SEATTLE -- The Mariners have had a host of different players step up in starring roles this season as they've zoomed into the lead in the American League West. Adam Lind figured it was finally his turn on Wednesday.The 32-year-old first baseman emerged from a season-long funk with a six-RBI
SEATTLE -- The Mariners have had a host of different players step up in starring roles this season as they've zoomed into the lead in the American League West. Adam Lind figured it was finally his turn on Wednesday.
The 32-year-old first baseman emerged from a season-long funk with a six-RBI eruption as he laced four hits, including a pair of home runs, in Seattle's 13-3 runaway win over the A's.
"I said to [hitting coach Edgar Martinez], it's great we're winning, but it's nice to participate, too," Lind said. "Tonight I had a chance to do that."
"He's capable of carrying a club for a few weeks," said manager Scott Servais. "He's got that kind of offensive ability. It was great to see. He needed one of those nights and good for him."
General manager Jerry Dipoto brought in Lind because of his prolific history against right-handed pitching, but he was batting just .216 with three homers and 12 RBIs in 35 games until reworking those numbers in a big way in his breakout game.
Lind heads into Thursday's off-day feeling a lot better about himself as his 4-for-4 day hiked his average to .242 with five homers and 18 RBIs. Though the 11-year Major League veteran has a track record of success, that doesn't mean he hasn't felt pressure to show his new club what he can do and to sweat his poor start.
"I know what I'm capable of, but do the random guys on this team that haven't played against me a lot?" Lind said. "Even the management, [bench coach Tim] Bogar has been around, but this is Scott's first time and Jerry Dipoto was out west. There's just a lot of things going on."

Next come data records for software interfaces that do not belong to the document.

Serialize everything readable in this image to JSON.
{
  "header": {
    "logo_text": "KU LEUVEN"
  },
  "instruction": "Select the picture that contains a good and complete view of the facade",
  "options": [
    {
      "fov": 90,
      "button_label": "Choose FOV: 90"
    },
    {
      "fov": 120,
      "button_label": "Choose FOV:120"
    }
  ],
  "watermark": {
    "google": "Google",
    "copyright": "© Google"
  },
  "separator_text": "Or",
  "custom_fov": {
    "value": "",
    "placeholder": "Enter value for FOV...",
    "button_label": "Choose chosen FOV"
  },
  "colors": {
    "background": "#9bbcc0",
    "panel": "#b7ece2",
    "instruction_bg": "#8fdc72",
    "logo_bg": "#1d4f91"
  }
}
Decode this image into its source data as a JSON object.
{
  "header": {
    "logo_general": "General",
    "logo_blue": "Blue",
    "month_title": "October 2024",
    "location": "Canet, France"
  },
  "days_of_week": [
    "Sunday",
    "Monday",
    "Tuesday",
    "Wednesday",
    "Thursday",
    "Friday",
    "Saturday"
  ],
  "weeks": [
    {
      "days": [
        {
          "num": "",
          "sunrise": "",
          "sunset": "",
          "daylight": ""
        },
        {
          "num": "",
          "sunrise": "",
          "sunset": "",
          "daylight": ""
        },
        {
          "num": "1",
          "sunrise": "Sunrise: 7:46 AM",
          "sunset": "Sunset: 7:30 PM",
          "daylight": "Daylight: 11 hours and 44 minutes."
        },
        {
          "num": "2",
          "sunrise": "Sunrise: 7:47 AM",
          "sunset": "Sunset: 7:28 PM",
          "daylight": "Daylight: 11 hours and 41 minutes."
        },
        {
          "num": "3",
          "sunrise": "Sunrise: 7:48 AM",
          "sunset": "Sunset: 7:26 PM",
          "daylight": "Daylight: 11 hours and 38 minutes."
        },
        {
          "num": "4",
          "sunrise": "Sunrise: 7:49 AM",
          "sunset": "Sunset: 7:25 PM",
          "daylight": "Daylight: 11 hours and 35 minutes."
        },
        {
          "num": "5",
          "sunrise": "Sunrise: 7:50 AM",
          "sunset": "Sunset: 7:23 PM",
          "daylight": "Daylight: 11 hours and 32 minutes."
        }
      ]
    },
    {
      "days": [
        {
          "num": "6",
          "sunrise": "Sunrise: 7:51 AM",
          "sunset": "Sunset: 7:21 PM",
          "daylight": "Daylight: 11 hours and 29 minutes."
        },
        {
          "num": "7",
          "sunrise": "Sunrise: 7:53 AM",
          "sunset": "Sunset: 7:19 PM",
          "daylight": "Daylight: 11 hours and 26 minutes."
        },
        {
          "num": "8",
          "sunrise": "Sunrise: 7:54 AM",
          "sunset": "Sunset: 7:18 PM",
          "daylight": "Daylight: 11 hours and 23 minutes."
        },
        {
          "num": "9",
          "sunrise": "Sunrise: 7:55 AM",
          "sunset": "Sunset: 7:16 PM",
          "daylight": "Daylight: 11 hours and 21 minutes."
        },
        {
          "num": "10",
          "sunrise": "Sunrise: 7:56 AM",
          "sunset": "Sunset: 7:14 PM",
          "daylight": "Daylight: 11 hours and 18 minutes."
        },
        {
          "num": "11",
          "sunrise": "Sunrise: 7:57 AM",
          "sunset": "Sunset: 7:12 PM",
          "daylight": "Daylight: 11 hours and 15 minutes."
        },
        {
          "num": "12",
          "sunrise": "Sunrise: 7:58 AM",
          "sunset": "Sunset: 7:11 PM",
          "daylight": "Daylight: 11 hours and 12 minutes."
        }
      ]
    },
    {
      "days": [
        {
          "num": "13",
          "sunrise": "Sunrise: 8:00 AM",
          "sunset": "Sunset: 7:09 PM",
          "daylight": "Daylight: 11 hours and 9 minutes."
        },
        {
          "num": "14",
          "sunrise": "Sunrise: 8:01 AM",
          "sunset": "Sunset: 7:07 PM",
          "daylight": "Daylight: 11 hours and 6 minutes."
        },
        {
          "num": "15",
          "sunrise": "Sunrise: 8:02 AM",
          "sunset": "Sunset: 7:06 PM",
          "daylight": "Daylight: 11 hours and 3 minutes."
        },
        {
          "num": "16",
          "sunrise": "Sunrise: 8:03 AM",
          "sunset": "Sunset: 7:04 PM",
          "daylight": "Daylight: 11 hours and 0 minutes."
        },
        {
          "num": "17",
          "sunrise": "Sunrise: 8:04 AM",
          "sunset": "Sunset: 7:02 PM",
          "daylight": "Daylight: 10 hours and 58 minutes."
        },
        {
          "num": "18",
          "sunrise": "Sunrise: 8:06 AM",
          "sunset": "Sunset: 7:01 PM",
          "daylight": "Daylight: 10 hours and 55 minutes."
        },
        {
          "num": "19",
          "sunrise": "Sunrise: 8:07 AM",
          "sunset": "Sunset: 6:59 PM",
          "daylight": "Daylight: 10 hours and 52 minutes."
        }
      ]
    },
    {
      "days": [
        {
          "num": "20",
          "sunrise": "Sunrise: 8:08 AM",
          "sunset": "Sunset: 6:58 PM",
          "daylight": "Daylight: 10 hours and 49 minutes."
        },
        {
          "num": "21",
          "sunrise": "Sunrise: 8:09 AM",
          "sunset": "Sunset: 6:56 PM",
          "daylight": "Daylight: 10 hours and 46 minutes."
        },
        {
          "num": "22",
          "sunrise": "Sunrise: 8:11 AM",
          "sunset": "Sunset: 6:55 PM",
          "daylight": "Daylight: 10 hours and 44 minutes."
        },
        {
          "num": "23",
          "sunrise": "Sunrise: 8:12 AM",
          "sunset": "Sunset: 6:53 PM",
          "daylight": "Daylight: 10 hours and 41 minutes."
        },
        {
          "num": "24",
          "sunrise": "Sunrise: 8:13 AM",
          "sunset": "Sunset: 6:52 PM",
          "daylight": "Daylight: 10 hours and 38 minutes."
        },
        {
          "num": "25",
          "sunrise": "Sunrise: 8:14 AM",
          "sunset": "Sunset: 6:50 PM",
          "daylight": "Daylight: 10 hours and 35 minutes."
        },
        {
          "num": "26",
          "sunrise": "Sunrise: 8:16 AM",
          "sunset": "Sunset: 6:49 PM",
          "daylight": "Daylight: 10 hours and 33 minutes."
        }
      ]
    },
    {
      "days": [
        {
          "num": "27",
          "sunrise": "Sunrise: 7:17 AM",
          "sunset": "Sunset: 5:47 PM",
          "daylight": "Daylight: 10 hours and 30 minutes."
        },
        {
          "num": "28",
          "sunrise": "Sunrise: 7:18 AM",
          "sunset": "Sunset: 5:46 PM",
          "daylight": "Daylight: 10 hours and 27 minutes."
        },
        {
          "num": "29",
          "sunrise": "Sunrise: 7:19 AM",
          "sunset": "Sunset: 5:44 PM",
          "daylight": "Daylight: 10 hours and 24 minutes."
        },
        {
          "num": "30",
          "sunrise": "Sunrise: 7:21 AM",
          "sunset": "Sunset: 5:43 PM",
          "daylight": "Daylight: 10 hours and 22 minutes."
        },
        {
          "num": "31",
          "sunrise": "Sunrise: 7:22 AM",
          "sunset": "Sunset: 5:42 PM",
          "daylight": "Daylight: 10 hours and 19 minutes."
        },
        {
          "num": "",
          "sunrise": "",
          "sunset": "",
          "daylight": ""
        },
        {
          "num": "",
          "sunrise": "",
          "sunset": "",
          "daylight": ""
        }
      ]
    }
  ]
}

Lind had plenty of help in this one as the Mariners racked up season highs with their 13 runs and 17 hits. Robinson Cano moved into a tie for the American League home run lead with Todd Frazier of the White Sox with his 14th of the year. That solo shot also accounted for his 43rd RBI, tied for the most in the Majors with David Ortiz of the Red Sox.
Nelson Cruz ripped his 10th home run as well as Seattle improved to 28-18, tied for the fourth-most wins after 46 games in club history. But the Mariners haven't had a lot of laughers and Lind was happy to help the whole team relax a bit in this one.
"It was a good game. I think it was good for everybody," he said. "A Lot of smiles, we can enjoy the day off tomorrow and come back Friday. We've been playing well, but we haven't had a game like this all season."
Certainly that's true for Lind. But fitting into the winning equation in a blowout victory proved a welcome tonic for a guy who spent his first nine years in the Majors with the same team in Toronto before getting traded to Milwaukee last year and then finding himself in Seattle this spring.
"It's tough," he said of starting over in a whole new environment. "I did it last year, but we stunk. So I was just talking to some of my close people and I really don't want to screw this up. I'm finally on a good team and I'd like to contribute and be a part of the success of this team. It's time. It's time for me to do something to help this team win."
Lind became just the fourth Mariner ever to have four hits, one double, two homers and six RBIs in the same game, joining Ken Griffey Jr., Jay Buhner and Bret Boone.
Greg Johns has covered the Mariners since 1997, and for MLB.com since 2011. Follow him on Twitter @GregJohnsMLB, read his Mariners Musings blog, and listen to his podcast.